# Work to complete:
Below are records. Find each line in them that holds the word "MacBook" and copy it.

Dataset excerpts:
###

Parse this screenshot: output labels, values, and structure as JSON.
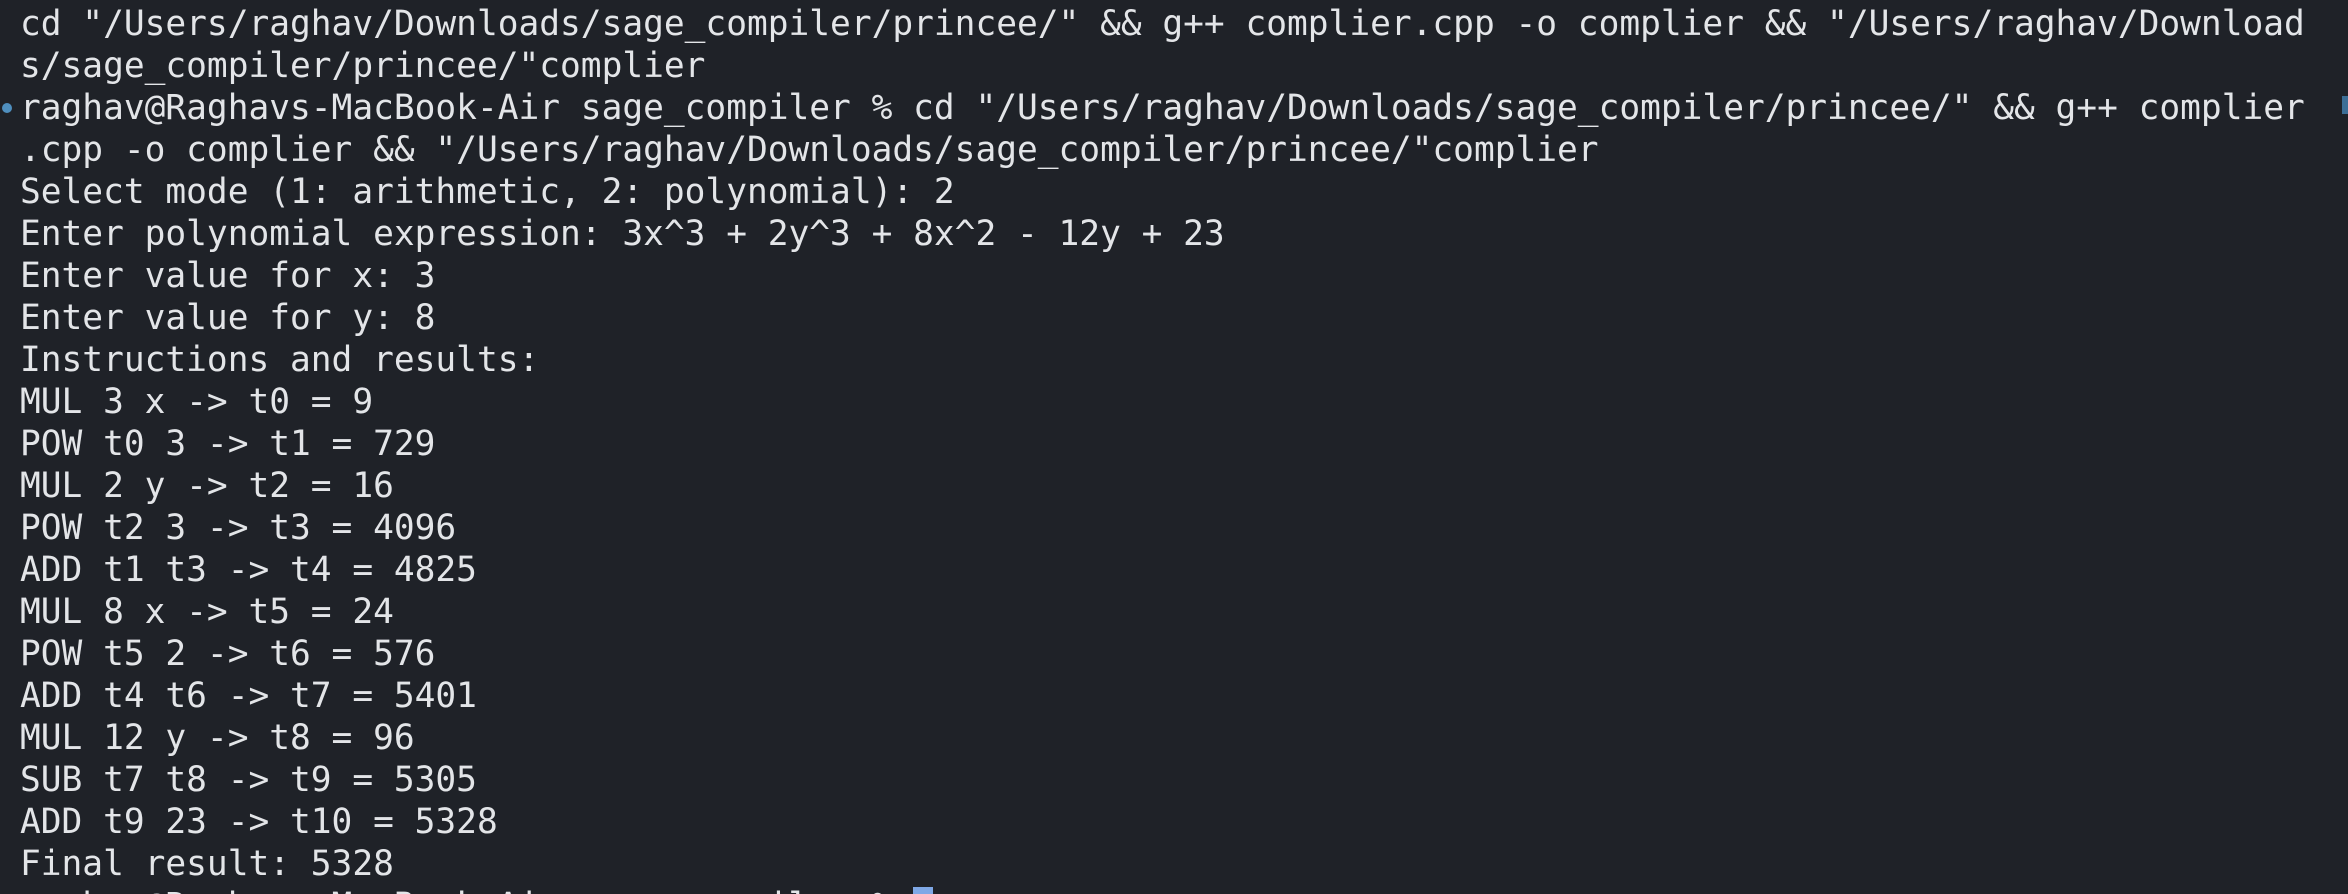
{
  "terminal": {
    "lines": [
      "cd \"/Users/raghav/Downloads/sage_compiler/princee/\" && g++ complier.cpp -o complier && \"/Users/raghav/Download",
      "s/sage_compiler/princee/\"complier",
      "raghav@Raghavs-MacBook-Air sage_compiler % cd \"/Users/raghav/Downloads/sage_compiler/princee/\" && g++ complier",
      ".cpp -o complier && \"/Users/raghav/Downloads/sage_compiler/princee/\"complier",
      "Select mode (1: arithmetic, 2: polynomial): 2",
      "Enter polynomial expression: 3x^3 + 2y^3 + 8x^2 - 12y + 23",
      "Enter value for x: 3",
      "Enter value for y: 8",
      "Instructions and results:",
      "MUL 3 x -> t0 = 9",
      "POW t0 3 -> t1 = 729",
      "MUL 2 y -> t2 = 16",
      "POW t2 3 -> t3 = 4096",
      "ADD t1 t3 -> t4 = 4825",
      "MUL 8 x -> t5 = 24",
      "POW t5 2 -> t6 = 576",
      "ADD t4 t6 -> t7 = 5401",
      "MUL 12 y -> t8 = 96",
      "SUB t7 t8 -> t9 = 5305",
      "ADD t9 23 -> t10 = 5328",
      "Final result: 5328"
    ],
    "prompt": "raghav@Raghavs-MacBook-Air sage_compiler % "
  },
  "colors": {
    "background": "#1f2228",
    "foreground": "#e3e5e8",
    "cursor": "#7fa8e6",
    "marker": "#4f8fbf"
  }
}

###

# Answer for the task:
      "raghav@Raghavs-MacBook-Air sage_compiler % cd \"/Users/raghav/Downloads/sage_compiler/princee/\" && g++ complier",
    "prompt": "raghav@Raghavs-MacBook-Air sage_compiler % "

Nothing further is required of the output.